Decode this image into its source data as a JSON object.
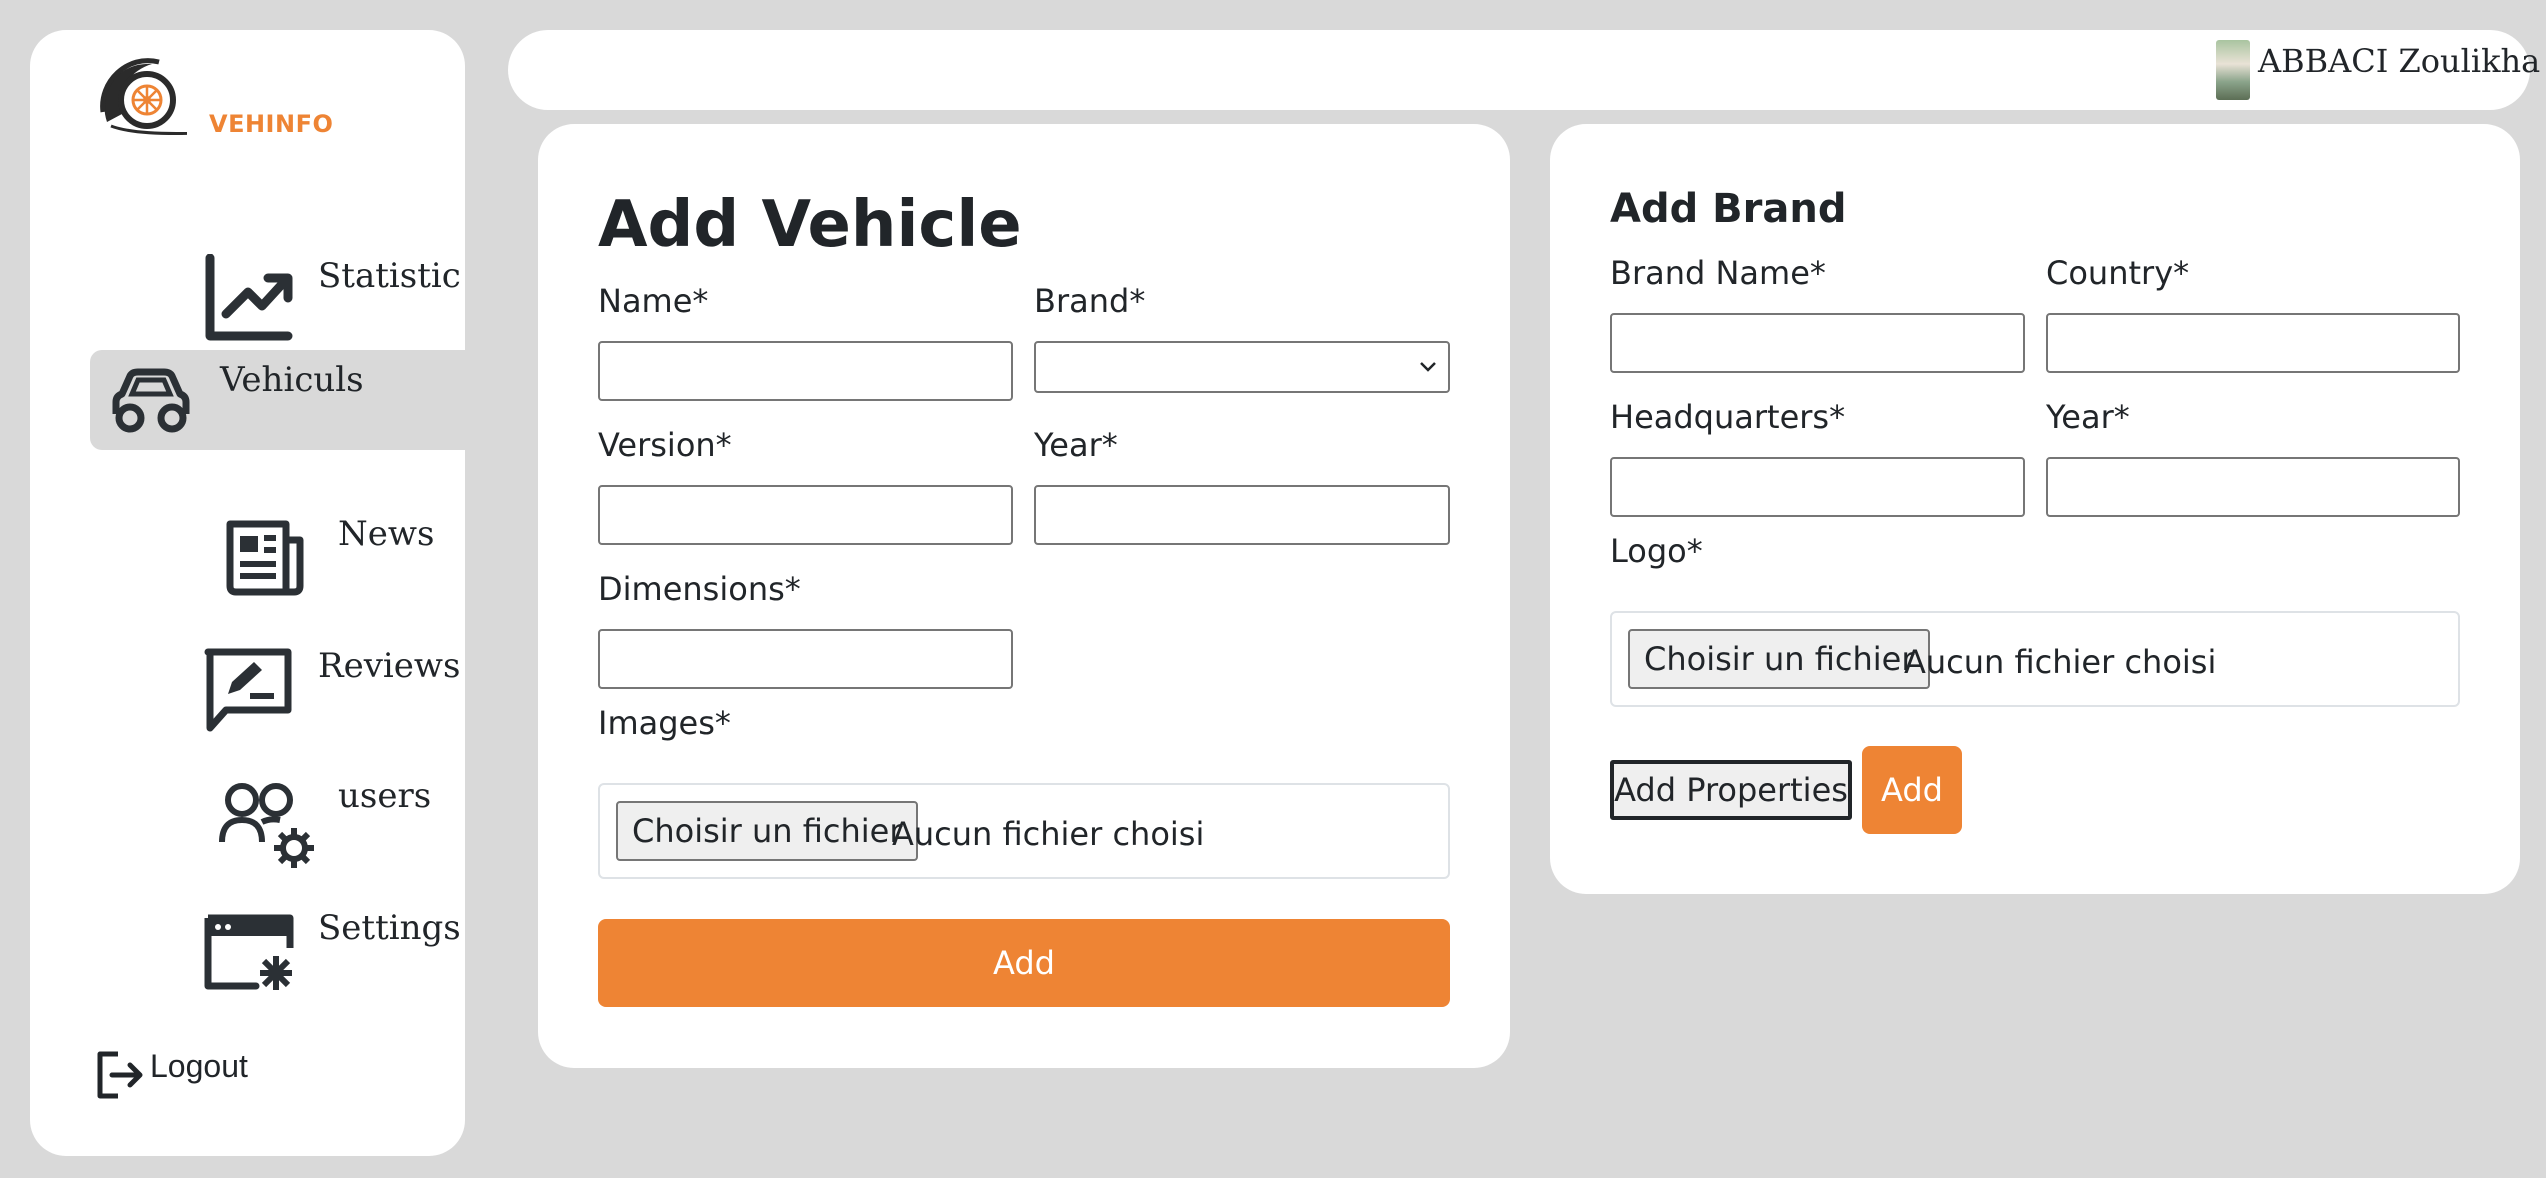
{
  "brand": {
    "name": "VEHINFO",
    "accent": "#ee8434"
  },
  "sidebar": {
    "items": [
      {
        "label": "Statistic",
        "icon": "chart-line-icon"
      },
      {
        "label": "Vehiculs",
        "icon": "car-icon",
        "active": true
      },
      {
        "label": "News",
        "icon": "newspaper-icon"
      },
      {
        "label": "Reviews",
        "icon": "chat-pen-icon"
      },
      {
        "label": "users",
        "icon": "users-gear-icon"
      },
      {
        "label": "Settings",
        "icon": "browser-gear-icon"
      }
    ],
    "logout": "Logout"
  },
  "topbar": {
    "user_name": "ABBACI Zoulikha"
  },
  "vehicle_form": {
    "title": "Add Vehicle",
    "name_label": "Name*",
    "brand_label": "Brand*",
    "version_label": "Version*",
    "year_label": "Year*",
    "dimensions_label": "Dimensions*",
    "images_label": "Images*",
    "file_button": "Choisir un fichier",
    "file_status": "Aucun fichier choisi",
    "submit": "Add"
  },
  "brand_form": {
    "title": "Add Brand",
    "brand_name_label": "Brand Name*",
    "country_label": "Country*",
    "headquarters_label": "Headquarters*",
    "year_label": "Year*",
    "logo_label": "Logo*",
    "file_button": "Choisir un fichier",
    "file_status": "Aucun fichier choisi",
    "properties_button": "Add Properties",
    "submit": "Add"
  }
}
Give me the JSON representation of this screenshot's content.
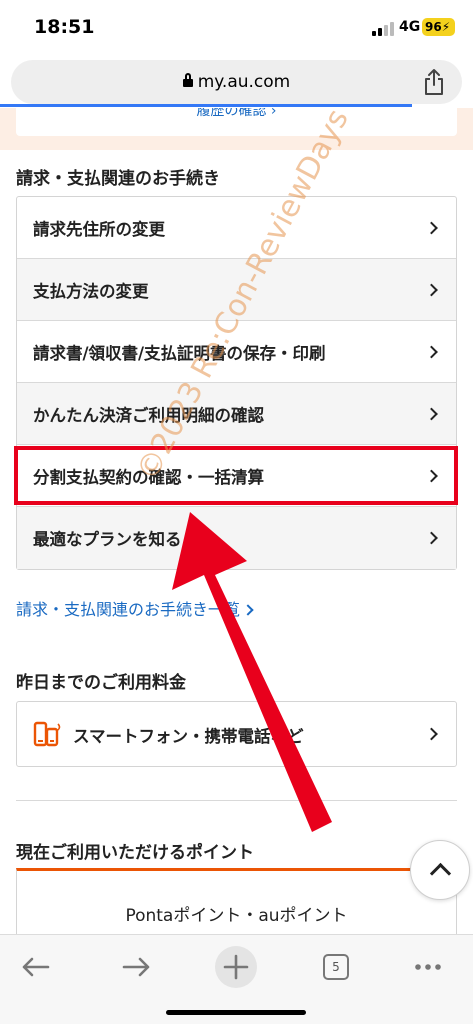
{
  "status": {
    "time": "18:51",
    "network": "4G",
    "battery": "96"
  },
  "browser": {
    "url": "my.au.com",
    "tab_count": "5"
  },
  "top_card": {
    "link_label": "履歴の確認 ›"
  },
  "billing_section": {
    "title": "請求・支払関連のお手続き",
    "items": [
      {
        "label": "請求先住所の変更"
      },
      {
        "label": "支払方法の変更"
      },
      {
        "label": "請求書/領収書/支払証明書の保存・印刷"
      },
      {
        "label": "かんたん決済ご利用明細の確認"
      },
      {
        "label": "分割支払契約の確認・一括清算"
      },
      {
        "label": "最適なプランを知る"
      }
    ],
    "all_link": "請求・支払関連のお手続き一覧"
  },
  "usage_section": {
    "title": "昨日までのご利用料金",
    "item_label": "スマートフォン・携帯電話など"
  },
  "points_section": {
    "title": "現在ご利用いただけるポイント",
    "card_label": "Pontaポイント・auポイント"
  },
  "watermark": "©2023 Re:Con-ReviewDays",
  "colors": {
    "highlight": "#e8001c",
    "link": "#1a6ac2",
    "accent": "#eb5505",
    "progress": "#3478f6"
  }
}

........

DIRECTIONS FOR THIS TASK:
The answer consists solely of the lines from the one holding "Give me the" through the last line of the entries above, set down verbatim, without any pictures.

RESULT:
Give me the JSON representation of this screenshot's content.
{
  "status": {
    "time": "18:51",
    "network": "4G",
    "battery": "96"
  },
  "browser": {
    "url": "my.au.com",
    "tab_count": "5"
  },
  "top_card": {
    "link_label": "履歴の確認 ›"
  },
  "billing_section": {
    "title": "請求・支払関連のお手続き",
    "items": [
      {
        "label": "請求先住所の変更"
      },
      {
        "label": "支払方法の変更"
      },
      {
        "label": "請求書/領収書/支払証明書の保存・印刷"
      },
      {
        "label": "かんたん決済ご利用明細の確認"
      },
      {
        "label": "分割支払契約の確認・一括清算"
      },
      {
        "label": "最適なプランを知る"
      }
    ],
    "all_link": "請求・支払関連のお手続き一覧"
  },
  "usage_section": {
    "title": "昨日までのご利用料金",
    "item_label": "スマートフォン・携帯電話など"
  },
  "points_section": {
    "title": "現在ご利用いただけるポイント",
    "card_label": "Pontaポイント・auポイント"
  },
  "watermark": "©2023 Re:Con-ReviewDays",
  "colors": {
    "highlight": "#e8001c",
    "link": "#1a6ac2",
    "accent": "#eb5505",
    "progress": "#3478f6"
  }
}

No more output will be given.